(Source records)
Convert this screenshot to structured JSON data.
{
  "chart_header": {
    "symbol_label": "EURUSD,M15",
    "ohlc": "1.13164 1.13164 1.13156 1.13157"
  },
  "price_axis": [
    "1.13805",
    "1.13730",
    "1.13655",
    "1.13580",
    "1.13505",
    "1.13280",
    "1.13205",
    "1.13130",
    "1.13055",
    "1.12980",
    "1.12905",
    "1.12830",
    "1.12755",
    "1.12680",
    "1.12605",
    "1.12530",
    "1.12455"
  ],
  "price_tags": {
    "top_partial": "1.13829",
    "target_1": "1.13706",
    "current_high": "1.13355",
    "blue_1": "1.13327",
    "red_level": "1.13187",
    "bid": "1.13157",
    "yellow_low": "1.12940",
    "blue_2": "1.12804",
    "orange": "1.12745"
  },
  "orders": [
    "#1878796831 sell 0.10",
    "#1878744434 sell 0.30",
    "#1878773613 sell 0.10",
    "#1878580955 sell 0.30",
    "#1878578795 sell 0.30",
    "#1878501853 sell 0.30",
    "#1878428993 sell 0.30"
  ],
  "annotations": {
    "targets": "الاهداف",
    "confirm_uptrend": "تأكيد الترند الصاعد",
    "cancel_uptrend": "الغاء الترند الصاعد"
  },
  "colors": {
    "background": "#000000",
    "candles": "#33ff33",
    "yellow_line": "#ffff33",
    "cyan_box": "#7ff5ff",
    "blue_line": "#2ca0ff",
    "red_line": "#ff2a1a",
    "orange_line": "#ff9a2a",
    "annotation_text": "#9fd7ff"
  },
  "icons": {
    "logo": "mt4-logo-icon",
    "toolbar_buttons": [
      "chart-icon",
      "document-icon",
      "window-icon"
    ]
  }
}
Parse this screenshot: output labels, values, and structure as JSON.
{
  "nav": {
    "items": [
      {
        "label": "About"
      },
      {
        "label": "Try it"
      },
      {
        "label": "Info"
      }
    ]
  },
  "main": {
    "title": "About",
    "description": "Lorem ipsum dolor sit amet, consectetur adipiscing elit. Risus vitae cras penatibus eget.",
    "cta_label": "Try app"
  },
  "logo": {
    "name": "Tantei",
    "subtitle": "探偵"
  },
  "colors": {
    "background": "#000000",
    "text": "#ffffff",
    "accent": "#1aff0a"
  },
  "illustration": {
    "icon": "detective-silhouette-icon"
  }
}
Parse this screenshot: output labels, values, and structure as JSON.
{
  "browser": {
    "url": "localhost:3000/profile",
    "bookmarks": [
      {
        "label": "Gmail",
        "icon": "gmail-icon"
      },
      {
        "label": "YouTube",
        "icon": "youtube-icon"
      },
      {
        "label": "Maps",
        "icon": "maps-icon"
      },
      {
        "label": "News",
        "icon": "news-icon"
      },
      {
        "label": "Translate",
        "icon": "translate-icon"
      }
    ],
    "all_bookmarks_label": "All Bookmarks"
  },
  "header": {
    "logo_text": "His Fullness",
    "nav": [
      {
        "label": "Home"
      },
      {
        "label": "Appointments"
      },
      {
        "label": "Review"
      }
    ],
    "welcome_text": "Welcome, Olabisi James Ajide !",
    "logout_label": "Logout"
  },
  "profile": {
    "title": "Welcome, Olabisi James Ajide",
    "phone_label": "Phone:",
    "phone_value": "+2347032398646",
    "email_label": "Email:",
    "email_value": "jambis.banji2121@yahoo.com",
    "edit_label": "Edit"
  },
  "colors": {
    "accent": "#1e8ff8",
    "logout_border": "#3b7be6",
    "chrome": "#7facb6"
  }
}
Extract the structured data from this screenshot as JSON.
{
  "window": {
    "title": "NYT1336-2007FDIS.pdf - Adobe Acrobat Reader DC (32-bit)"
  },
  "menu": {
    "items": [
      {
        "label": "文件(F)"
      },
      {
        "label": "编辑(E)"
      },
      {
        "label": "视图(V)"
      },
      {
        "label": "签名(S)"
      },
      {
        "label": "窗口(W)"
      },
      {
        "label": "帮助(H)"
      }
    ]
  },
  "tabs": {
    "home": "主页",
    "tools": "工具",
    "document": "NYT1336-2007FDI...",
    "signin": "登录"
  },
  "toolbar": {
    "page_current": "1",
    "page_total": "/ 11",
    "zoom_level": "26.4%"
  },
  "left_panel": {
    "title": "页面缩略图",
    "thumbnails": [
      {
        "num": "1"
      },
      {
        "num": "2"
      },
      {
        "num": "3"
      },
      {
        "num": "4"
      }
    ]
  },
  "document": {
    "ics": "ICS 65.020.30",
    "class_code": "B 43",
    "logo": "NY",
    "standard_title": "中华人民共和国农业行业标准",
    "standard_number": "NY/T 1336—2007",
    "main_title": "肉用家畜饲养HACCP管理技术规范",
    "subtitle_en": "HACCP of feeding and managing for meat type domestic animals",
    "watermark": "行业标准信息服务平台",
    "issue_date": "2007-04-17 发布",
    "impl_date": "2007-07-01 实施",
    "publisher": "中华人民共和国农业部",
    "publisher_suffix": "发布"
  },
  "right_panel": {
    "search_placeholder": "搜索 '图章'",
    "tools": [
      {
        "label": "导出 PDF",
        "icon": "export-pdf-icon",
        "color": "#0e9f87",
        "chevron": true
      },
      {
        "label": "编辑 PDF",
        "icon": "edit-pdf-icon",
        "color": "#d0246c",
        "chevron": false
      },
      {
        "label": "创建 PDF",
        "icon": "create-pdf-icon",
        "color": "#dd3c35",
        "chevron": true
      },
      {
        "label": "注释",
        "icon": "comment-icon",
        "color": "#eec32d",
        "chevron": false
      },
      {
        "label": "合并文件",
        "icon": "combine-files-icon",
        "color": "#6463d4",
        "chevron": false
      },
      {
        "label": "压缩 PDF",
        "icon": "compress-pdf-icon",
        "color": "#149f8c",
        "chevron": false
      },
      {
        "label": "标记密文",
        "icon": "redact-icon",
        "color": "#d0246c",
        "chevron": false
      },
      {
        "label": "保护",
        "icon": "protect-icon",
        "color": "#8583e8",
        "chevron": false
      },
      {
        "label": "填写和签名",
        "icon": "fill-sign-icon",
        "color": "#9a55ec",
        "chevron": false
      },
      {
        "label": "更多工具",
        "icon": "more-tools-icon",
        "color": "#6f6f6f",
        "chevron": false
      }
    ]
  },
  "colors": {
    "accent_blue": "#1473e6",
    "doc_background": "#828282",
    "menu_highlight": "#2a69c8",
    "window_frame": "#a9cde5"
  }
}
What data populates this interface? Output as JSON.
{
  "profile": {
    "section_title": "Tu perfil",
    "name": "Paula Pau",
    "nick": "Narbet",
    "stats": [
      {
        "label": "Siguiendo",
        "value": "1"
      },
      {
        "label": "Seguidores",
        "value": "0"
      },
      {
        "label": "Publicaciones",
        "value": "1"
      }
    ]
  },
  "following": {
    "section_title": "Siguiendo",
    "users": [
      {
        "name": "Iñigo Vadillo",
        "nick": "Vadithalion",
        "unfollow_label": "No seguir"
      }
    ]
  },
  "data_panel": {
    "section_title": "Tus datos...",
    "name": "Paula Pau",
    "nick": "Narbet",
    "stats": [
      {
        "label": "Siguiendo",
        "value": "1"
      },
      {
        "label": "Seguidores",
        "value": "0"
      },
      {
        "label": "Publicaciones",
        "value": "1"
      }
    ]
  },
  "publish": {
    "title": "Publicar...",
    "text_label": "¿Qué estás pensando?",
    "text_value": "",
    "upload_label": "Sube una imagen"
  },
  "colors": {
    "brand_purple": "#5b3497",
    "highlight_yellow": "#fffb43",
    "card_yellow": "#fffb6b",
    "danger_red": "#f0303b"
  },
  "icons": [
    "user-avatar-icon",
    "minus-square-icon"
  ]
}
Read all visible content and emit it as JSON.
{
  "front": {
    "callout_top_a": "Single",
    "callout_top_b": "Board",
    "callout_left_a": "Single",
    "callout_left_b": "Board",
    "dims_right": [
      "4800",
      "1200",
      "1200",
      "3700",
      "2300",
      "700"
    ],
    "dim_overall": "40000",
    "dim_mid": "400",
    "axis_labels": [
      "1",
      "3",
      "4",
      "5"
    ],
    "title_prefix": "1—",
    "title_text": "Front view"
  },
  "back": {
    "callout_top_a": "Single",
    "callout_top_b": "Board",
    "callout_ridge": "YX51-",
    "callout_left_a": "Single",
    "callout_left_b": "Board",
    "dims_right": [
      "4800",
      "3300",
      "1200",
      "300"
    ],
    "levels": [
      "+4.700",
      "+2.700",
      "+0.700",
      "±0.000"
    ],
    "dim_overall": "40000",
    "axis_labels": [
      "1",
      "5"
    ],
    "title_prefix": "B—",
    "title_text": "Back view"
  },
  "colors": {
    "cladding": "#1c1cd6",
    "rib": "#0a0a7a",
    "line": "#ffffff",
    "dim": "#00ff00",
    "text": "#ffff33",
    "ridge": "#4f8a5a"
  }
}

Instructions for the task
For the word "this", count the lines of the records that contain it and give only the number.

Result
5